Tech entering the Long Term Care Arena?

Long term care and technology would seem to be a natural fit. Long term care clients in just about any setting sit “in the middle” as far as what services they need. They don’t need the full-court press that hospitals provide for their inpatients (being checked on multiple times a day by nurses and physicians, extensive medical interventions to deal with extensive medical problems), but they need more than someone living independently. The services that long term care patients need would seem to be a natural fit for the evolving “internet of things” and our increasingly connected world.

Speaking broadly, long term care patients need a couple of things: monitoring and “on-demand” rather than continual access to health care services at different levels.

With the explosion of wearable health monitors like FitBits, Apple watches, and the like, not to mention home security-type monitoring and video calling, the technology can certainly accommodate a pretty significant level of remote monitoring at a level that would support long term care clients. One of the main functions of any level of long term care facility, from assisted living through long term acute care hospitals, is monitoring patients who don’t need intensive care. If monitoring can be done remotely, it would seem that patients would start shifting toward less intense facilities and even into their homes.
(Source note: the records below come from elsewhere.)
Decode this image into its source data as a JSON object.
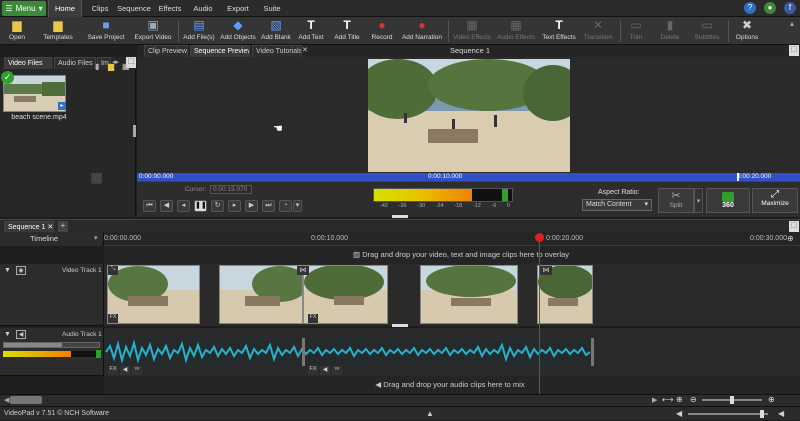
{
  "menu": {
    "menu_label": "Menu"
  },
  "menu_tabs": [
    "Home",
    "Clips",
    "Sequence",
    "Effects",
    "Audio",
    "Export",
    "Suite"
  ],
  "toolbar": {
    "open": "Open",
    "templates": "Templates",
    "save_project": "Save Project",
    "export_video": "Export Video",
    "add_files": "Add File(s)",
    "add_objects": "Add Objects",
    "add_blank": "Add Blank",
    "add_text": "Add Text",
    "add_title": "Add Title",
    "record": "Record",
    "add_narration": "Add Narration",
    "video_effects": "Video Effects",
    "audio_effects": "Audio Effects",
    "text_effects": "Text Effects",
    "transition": "Transition",
    "trim": "Trim",
    "delete": "Delete",
    "subtitles": "Subtitles",
    "options": "Options"
  },
  "bin": {
    "tabs": [
      "Video Files",
      "Audio Files",
      "Im"
    ],
    "file_name": "beach scene.mp4"
  },
  "preview": {
    "tabs": [
      "Clip Preview",
      "Sequence Preview",
      "Video Tutorials"
    ],
    "title": "Sequence 1",
    "time_start": "0:00:00.000",
    "time_mid": "0:00:10.000",
    "time_end": "0:00:20.000",
    "cursor_label": "Cursor:",
    "cursor_value": "0:00:19.070",
    "meter_ticks": [
      "-42",
      "-36",
      "-30",
      "-24",
      "-18",
      "-12",
      "-6",
      "0"
    ],
    "aspect_label": "Aspect Ratio:",
    "aspect_value": "Match Content",
    "split": "Split",
    "three60": "360",
    "maximize": "Maximize"
  },
  "timeline": {
    "seq_tab": "Sequence 1",
    "label": "Timeline",
    "ticks": [
      "0:00:00.000",
      "0:00:10.000",
      "0:00:20.000",
      "0:00:30.000"
    ],
    "video_track": "Video Track 1",
    "audio_track": "Audio Track 1",
    "video_drop": "Drag and drop your video, text and image clips here to overlay",
    "audio_drop": "Drag and drop your audio clips here to mix"
  },
  "status": {
    "text": "VideoPad v 7.51 © NCH Software"
  },
  "colors": {
    "accent_green": "#3a8a3a",
    "scrub_blue": "#3150c8",
    "playhead": "#e02020",
    "waveform": "#2ab0c8"
  }
}
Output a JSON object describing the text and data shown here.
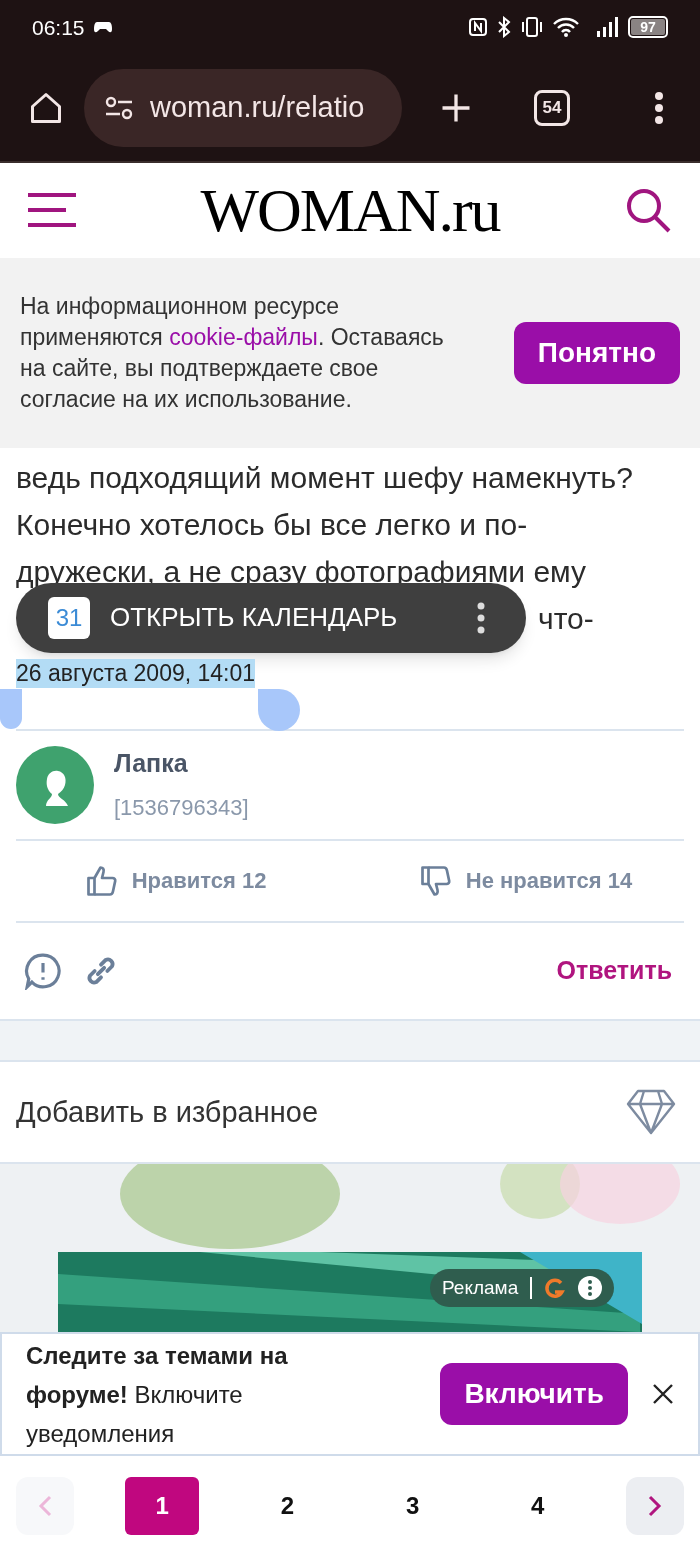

If you want to do remote monitoring of either home care or residential facility clients, the technology is pretty much there for checking in on patients and even monitoring their home environment (if they will tolerate video surveillance in their home or room). Its just not optimized for this industry. Trying to piggyback health monitoring onto the current generation of wearable technologies is pretty much a chewing-gum-and-baling-wire proposition, if it can be done at all. The next level of remote health monitoring, which goes deeper than activity levels and heart rates, just isn’t quite here yet.

Technology would also seem to support more “on-demand” care delivered remotely. Again, video calls can replace face-to-face caregiver encounters that don’t require “hands-on” by the caregiver, or can allow a caregiver who is on the scene to quickly call in someone to consult with. Long-term caregivers are often called on to provide diagnostic checks – blood pressure, heart rate, glucose, etc., all of which should be doable remotely. Even chronic care is becoming more automated. Diabetic patients that may not be able to manage their own insulin can now get an “artificial pancreas” – essentially, a smart insulin pump that can administer insulin as needed by automatic monitoring of blood sugar.

What is remarkable, though, is that technology hasn’t really shown up yet in the long term care world in an organized way. Looking around on Google, there was a burst of enthusiasm for technology in long term care a few years ago, and very little since. Some of this is probably attributable to the difficulties the health care industry as a whole is experiencing with telemedicine around payment and regulation, which may trickle down into the kinds of technologies that could help long-term care patients. If you are looking for a physician or advanced practice nurse who will do remote checks and consults on residents in your assisted living home or home care clients, you are probably having a hard time finding them. The health care provider industry just isn’t quite there yet, with technology work still focused on provider operations (electronic medical records and the like).

We’ll be keeping an eye on developments in this area, to let you know when “what’s not quite here yet” actually shows up.